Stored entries
= Beginning of Section =

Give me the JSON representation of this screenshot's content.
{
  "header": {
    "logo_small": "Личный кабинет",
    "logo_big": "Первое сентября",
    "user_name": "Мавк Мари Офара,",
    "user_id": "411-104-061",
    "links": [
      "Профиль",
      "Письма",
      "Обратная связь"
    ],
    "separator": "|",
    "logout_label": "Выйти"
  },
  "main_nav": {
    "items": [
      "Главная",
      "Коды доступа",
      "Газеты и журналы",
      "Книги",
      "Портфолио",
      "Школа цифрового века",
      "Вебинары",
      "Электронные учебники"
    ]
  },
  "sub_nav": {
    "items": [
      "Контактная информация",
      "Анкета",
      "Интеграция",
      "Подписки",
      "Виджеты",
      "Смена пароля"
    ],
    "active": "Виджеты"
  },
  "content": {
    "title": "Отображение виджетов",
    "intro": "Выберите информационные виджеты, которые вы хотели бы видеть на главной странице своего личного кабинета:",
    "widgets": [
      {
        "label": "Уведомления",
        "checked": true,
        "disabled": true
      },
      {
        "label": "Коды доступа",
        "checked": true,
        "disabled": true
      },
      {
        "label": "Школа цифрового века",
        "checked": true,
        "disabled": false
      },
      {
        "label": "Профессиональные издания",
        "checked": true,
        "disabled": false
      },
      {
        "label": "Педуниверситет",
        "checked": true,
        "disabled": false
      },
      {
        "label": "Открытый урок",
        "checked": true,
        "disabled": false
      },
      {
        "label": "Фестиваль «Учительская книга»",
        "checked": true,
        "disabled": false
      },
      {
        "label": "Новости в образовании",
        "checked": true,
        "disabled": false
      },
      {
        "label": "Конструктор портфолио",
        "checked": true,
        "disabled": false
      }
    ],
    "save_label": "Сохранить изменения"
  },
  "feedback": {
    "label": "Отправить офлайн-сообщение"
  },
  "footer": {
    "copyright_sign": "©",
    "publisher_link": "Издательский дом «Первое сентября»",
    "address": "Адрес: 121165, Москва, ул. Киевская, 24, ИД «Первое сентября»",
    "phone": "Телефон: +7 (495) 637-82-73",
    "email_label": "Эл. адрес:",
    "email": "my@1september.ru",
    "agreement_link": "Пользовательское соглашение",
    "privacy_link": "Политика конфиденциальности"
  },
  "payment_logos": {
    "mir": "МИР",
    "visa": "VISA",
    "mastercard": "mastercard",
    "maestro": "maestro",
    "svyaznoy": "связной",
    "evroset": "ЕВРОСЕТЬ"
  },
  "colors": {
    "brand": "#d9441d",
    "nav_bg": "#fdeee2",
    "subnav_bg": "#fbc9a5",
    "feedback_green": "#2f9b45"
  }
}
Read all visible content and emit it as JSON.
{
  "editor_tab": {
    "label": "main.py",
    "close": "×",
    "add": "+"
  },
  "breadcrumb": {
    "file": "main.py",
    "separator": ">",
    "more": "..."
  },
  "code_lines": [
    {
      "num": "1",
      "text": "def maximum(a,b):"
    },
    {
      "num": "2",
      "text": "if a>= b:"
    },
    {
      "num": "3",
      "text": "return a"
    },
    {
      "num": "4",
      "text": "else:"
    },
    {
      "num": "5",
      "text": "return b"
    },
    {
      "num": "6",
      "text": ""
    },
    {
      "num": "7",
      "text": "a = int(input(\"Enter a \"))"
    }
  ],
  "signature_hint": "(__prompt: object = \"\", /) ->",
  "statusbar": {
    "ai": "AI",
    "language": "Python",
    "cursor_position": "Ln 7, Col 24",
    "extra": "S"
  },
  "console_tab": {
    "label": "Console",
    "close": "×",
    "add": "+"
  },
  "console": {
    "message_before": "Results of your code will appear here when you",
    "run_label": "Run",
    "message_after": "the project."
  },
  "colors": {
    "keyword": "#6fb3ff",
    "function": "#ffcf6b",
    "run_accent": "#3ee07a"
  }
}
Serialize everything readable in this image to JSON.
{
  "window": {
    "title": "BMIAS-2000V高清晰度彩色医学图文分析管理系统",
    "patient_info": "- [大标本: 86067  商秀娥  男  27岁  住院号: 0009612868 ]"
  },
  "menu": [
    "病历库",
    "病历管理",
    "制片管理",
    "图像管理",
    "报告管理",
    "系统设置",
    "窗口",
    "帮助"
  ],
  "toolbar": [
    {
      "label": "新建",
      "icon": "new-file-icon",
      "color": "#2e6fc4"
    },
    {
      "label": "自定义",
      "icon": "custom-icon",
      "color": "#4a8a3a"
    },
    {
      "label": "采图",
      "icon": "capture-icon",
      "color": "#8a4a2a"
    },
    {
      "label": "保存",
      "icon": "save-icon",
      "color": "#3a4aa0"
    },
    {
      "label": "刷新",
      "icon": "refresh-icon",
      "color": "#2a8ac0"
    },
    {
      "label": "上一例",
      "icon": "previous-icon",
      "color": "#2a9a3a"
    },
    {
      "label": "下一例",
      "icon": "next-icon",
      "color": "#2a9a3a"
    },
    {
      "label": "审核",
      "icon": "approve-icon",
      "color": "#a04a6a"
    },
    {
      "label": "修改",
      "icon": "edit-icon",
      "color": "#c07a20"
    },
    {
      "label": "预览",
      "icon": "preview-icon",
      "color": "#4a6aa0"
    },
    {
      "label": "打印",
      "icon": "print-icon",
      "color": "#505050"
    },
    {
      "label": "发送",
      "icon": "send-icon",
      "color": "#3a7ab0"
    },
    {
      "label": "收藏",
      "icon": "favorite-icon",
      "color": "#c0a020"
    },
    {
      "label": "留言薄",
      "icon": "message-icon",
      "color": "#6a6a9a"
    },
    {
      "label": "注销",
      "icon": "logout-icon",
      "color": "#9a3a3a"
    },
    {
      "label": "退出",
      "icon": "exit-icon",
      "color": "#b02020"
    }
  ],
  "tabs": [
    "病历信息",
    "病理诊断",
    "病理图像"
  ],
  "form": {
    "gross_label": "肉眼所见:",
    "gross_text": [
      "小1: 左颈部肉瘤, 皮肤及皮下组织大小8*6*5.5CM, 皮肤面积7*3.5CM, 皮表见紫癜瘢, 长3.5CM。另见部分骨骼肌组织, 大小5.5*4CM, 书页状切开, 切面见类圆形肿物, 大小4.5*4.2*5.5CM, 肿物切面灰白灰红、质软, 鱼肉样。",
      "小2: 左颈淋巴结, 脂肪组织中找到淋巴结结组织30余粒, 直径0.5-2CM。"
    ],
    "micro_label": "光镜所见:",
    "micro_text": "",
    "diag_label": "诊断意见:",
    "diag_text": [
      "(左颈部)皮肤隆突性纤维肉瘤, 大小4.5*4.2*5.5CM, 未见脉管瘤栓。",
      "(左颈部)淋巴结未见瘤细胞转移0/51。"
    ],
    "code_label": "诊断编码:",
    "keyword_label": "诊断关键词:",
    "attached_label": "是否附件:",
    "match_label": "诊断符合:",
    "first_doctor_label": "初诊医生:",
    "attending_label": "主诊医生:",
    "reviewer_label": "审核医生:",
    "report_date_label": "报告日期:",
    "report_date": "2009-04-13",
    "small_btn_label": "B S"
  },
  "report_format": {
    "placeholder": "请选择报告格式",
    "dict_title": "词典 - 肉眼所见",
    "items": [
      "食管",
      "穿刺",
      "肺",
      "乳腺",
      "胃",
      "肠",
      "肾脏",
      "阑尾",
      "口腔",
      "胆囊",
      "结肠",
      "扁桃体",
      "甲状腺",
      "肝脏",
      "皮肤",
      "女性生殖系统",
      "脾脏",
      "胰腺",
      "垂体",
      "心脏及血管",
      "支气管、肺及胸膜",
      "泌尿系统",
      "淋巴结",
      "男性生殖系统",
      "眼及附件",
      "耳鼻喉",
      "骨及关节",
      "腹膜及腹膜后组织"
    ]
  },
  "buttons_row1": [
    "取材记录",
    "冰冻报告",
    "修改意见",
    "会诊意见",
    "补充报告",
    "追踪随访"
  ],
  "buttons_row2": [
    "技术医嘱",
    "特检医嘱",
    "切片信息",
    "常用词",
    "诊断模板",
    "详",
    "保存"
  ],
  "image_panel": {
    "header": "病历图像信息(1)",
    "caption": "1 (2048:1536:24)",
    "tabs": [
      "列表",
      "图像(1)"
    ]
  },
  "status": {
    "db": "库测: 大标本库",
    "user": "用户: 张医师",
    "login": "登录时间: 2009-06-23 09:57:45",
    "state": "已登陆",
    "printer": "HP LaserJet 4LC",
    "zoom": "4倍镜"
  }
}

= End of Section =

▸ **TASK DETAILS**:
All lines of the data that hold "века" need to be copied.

▸ **TASK RESULT**:
      "Школа цифрового века",
        "label": "Школа цифрового века",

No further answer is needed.